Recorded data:
§ §

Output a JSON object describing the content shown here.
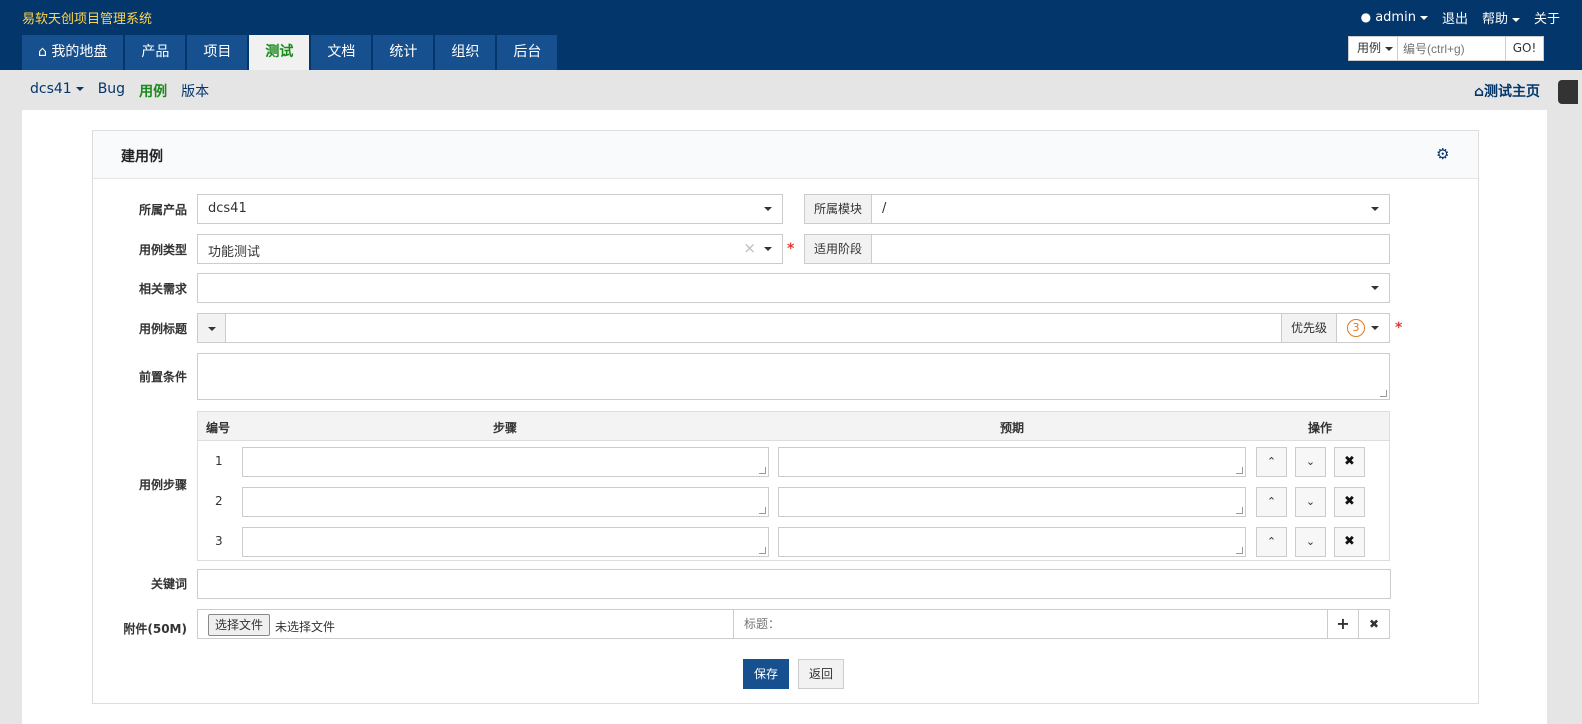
{
  "header": {
    "brand": "易软天创项目管理系统",
    "user": "admin",
    "links": [
      "退出",
      "帮助",
      "关于"
    ],
    "nav": [
      {
        "label": "我的地盘",
        "active": false
      },
      {
        "label": "产品",
        "active": false
      },
      {
        "label": "项目",
        "active": false
      },
      {
        "label": "测试",
        "active": true
      },
      {
        "label": "文档",
        "active": false
      },
      {
        "label": "统计",
        "active": false
      },
      {
        "label": "组织",
        "active": false
      },
      {
        "label": "后台",
        "active": false
      }
    ],
    "search": {
      "type": "用例",
      "placeholder": "编号(ctrl+g)",
      "go": "GO!"
    }
  },
  "subnav": {
    "product": "dcs41",
    "items": [
      {
        "label": "Bug",
        "active": false
      },
      {
        "label": "用例",
        "active": true
      },
      {
        "label": "版本",
        "active": false
      }
    ],
    "home": "测试主页"
  },
  "form": {
    "title": "建用例",
    "product": {
      "label": "所属产品",
      "value": "dcs41"
    },
    "module": {
      "label": "所属模块",
      "value": "/"
    },
    "type": {
      "label": "用例类型",
      "value": "功能测试"
    },
    "stage": {
      "label": "适用阶段",
      "value": ""
    },
    "story": {
      "label": "相关需求",
      "value": ""
    },
    "case_title": {
      "label": "用例标题",
      "value": "",
      "priority_label": "优先级",
      "priority": "3"
    },
    "precondition": {
      "label": "前置条件",
      "value": ""
    },
    "steps": {
      "label": "用例步骤",
      "headers": {
        "no": "编号",
        "step": "步骤",
        "expect": "预期",
        "action": "操作"
      },
      "rows": [
        {
          "no": "1",
          "step": "",
          "expect": ""
        },
        {
          "no": "2",
          "step": "",
          "expect": ""
        },
        {
          "no": "3",
          "step": "",
          "expect": ""
        }
      ]
    },
    "keywords": {
      "label": "关键词",
      "value": ""
    },
    "files": {
      "label": "附件(50M)",
      "choose": "选择文件",
      "none": "未选择文件",
      "title_placeholder": "标题："
    },
    "save": "保存",
    "back": "返回"
  },
  "colors": {
    "header": "#03366b",
    "nav": "#17508f",
    "active_green": "#1a8a1a",
    "required": "#e53935",
    "brand": "#ffd54f"
  }
}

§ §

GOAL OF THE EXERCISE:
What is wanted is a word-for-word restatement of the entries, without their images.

TASK OUTPUT:
Output a JSON object describing the content shown here.
{
  "header": {
    "brand": "易软天创项目管理系统",
    "user": "admin",
    "links": [
      "退出",
      "帮助",
      "关于"
    ],
    "nav": [
      {
        "label": "我的地盘",
        "active": false
      },
      {
        "label": "产品",
        "active": false
      },
      {
        "label": "项目",
        "active": false
      },
      {
        "label": "测试",
        "active": true
      },
      {
        "label": "文档",
        "active": false
      },
      {
        "label": "统计",
        "active": false
      },
      {
        "label": "组织",
        "active": false
      },
      {
        "label": "后台",
        "active": false
      }
    ],
    "search": {
      "type": "用例",
      "placeholder": "编号(ctrl+g)",
      "go": "GO!"
    }
  },
  "subnav": {
    "product": "dcs41",
    "items": [
      {
        "label": "Bug",
        "active": false
      },
      {
        "label": "用例",
        "active": true
      },
      {
        "label": "版本",
        "active": false
      }
    ],
    "home": "测试主页"
  },
  "form": {
    "title": "建用例",
    "product": {
      "label": "所属产品",
      "value": "dcs41"
    },
    "module": {
      "label": "所属模块",
      "value": "/"
    },
    "type": {
      "label": "用例类型",
      "value": "功能测试"
    },
    "stage": {
      "label": "适用阶段",
      "value": ""
    },
    "story": {
      "label": "相关需求",
      "value": ""
    },
    "case_title": {
      "label": "用例标题",
      "value": "",
      "priority_label": "优先级",
      "priority": "3"
    },
    "precondition": {
      "label": "前置条件",
      "value": ""
    },
    "steps": {
      "label": "用例步骤",
      "headers": {
        "no": "编号",
        "step": "步骤",
        "expect": "预期",
        "action": "操作"
      },
      "rows": [
        {
          "no": "1",
          "step": "",
          "expect": ""
        },
        {
          "no": "2",
          "step": "",
          "expect": ""
        },
        {
          "no": "3",
          "step": "",
          "expect": ""
        }
      ]
    },
    "keywords": {
      "label": "关键词",
      "value": ""
    },
    "files": {
      "label": "附件(50M)",
      "choose": "选择文件",
      "none": "未选择文件",
      "title_placeholder": "标题："
    },
    "save": "保存",
    "back": "返回"
  },
  "colors": {
    "header": "#03366b",
    "nav": "#17508f",
    "active_green": "#1a8a1a",
    "required": "#e53935",
    "brand": "#ffd54f"
  }
}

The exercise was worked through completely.